Nanox has not only developed this new product concept. The groundbreaking nanotechnology company has also teamed up with SK Telecom, South Korea’s largest telecom operator, to further cultivate and market to the new concept. SK Telecom has invested in Nanox and the partners have established a joint initiative to “democratize” medical imaging; launching “a global consortium driving preventive healthcare screening for all”. The hallmark slogan 1x1x1 (i.e., 1 person x 1 scan x per 1 year) trumpets the Nanox push to enable every person on the planet to receive a full body scan, once each year. According to Nanox, cancers that are detected early enough have a 70–99% survival rate. An accurate CT scan is one of the few ways to identify early stage Cancer. Regrettably, the cost to operate a standard CT has remained too high to utilize for routine detection scans. Even when a CT scan is prescribed to provide a diagnosis, the wait time is often extensive.
Nanox envisions their new, improved CT scanner in every lab — so that when you receive your yearly blood test, you would also get a full body scan. The image would be processed and then analyzed by advanced AI Vision technology. Since according to this plan, individuals would get yearly scans, it will be possible to automatically compare the current year’s scan to images from the previous year and rapidly detect any anomalies.
“If we manage to reach the 1x1x1 vision, we will be able to help save over 8 million people every year with regard to cancer alone,” said Ran Poliakine, founder of Nanox.
Poliakine continued: “This is the true democratization of healthcare, in which medical imaging will be accessible to all people globally and will cease to be the privilege of the few. We estimate that the economic savings will reach over US $1 trillion per year! That is an astonishing amount of money, which can now be diverted to better uses. The implications of our technology are beyond significant to humanity as a whole.”

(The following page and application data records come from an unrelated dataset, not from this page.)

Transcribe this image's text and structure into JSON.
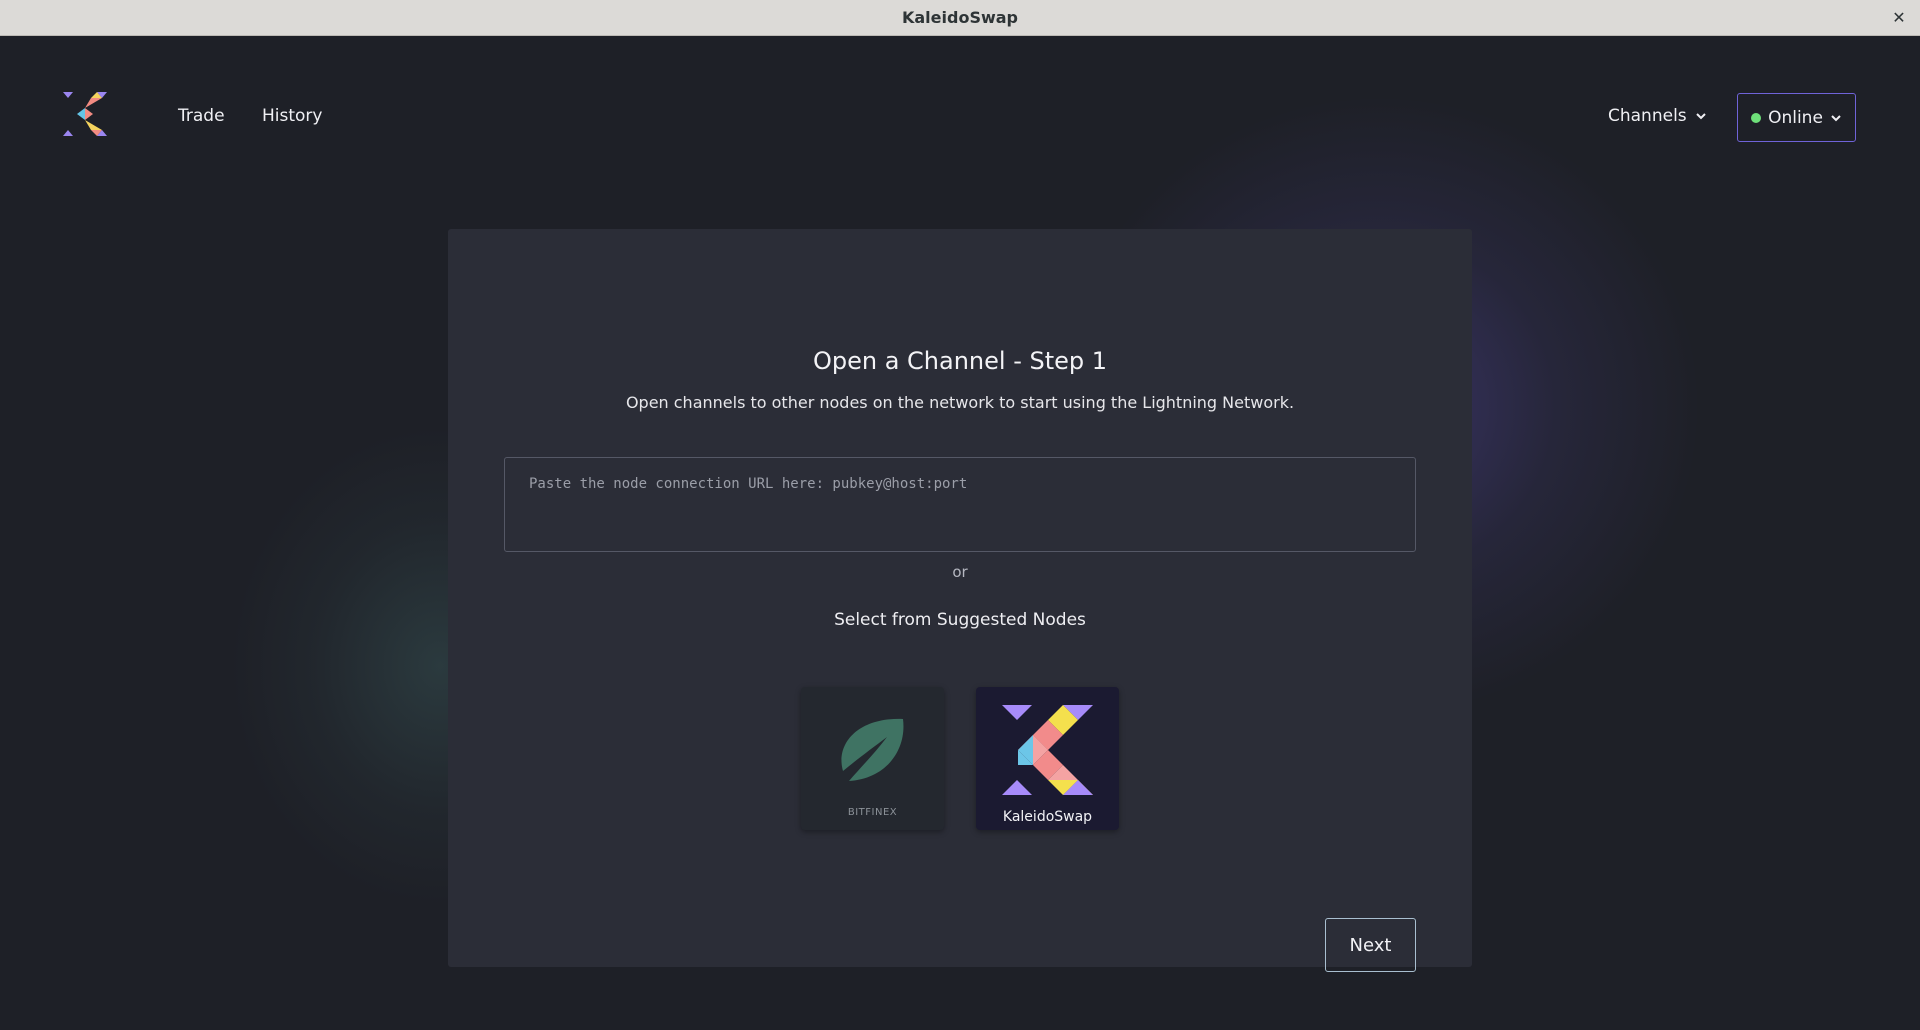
{
  "window": {
    "title": "KaleidoSwap",
    "close_glyph": "✕"
  },
  "nav": {
    "links": [
      {
        "label": "Trade"
      },
      {
        "label": "History"
      }
    ],
    "channels_label": "Channels",
    "status": {
      "label": "Online",
      "color": "#6ee07a"
    }
  },
  "open_channel": {
    "title": "Open a Channel - Step 1",
    "subtitle": "Open channels to other nodes on the network to start using the Lightning Network.",
    "input": {
      "placeholder": "Paste the node connection URL here: pubkey@host:port",
      "value": ""
    },
    "or_label": "or",
    "suggested_label": "Select from Suggested Nodes",
    "nodes": [
      {
        "name": "BITFINEX",
        "icon": "bitfinex-leaf-icon"
      },
      {
        "name": "KaleidoSwap",
        "icon": "kaleidoswap-logo-icon"
      }
    ],
    "next_label": "Next"
  },
  "colors": {
    "background": "#1e2027",
    "card": "#2b2d37",
    "accent": "#6f63d8",
    "online": "#6ee07a"
  }
}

Kim Il-ung, President of SK Telecom’s Hong Kong office said: “I believe Nanox is one of the most influential companies of our era. Their novel X-ray source can help save millions of lives each year and over a trillion US dollars in cancer-associated costs alone. SK Telecom has a great interest in disruptive healthcare initiatives, and the Nanox vision of democratizing medical screening to make it accessible and affordable is exactly where we believe we can make a real difference in improving the quality of human life. This is a strategic investment for us, and we look forward to working with the incredible Nanox team to shape the future of global digital healthcare.”
Nanox plans to seed thousands of new machines throughout the world, as part of the first stage of their initiative, in the hope of changing the very face of health care.
Of course, disrupting an industry as significant as the medical CT industry is not without challenges. Manufacturers of the present day million dollar systems are sure to fight back. Nanox hopes it can convert the makers of CT systems into Nanox service providers — in the hopes that providing billions of scans a year could turn out to be a much more lucrative than the sale of their current older hardware, (even if the goal is to provide a scan for $30 per image).
While Nanox has already developed the technology to build an inexpensive scanner and to analyze those scans with partner companies using AI, there is a small technical complication that remains. Today, a 3D image of a full body scan requires 40 GB of storage. Both the upload and storage of these gigantic files is a challenge that must be addressed. Nevertheless, despite any challenges, the new CT system developed by Nanox promises to revolutionize preventive medicine.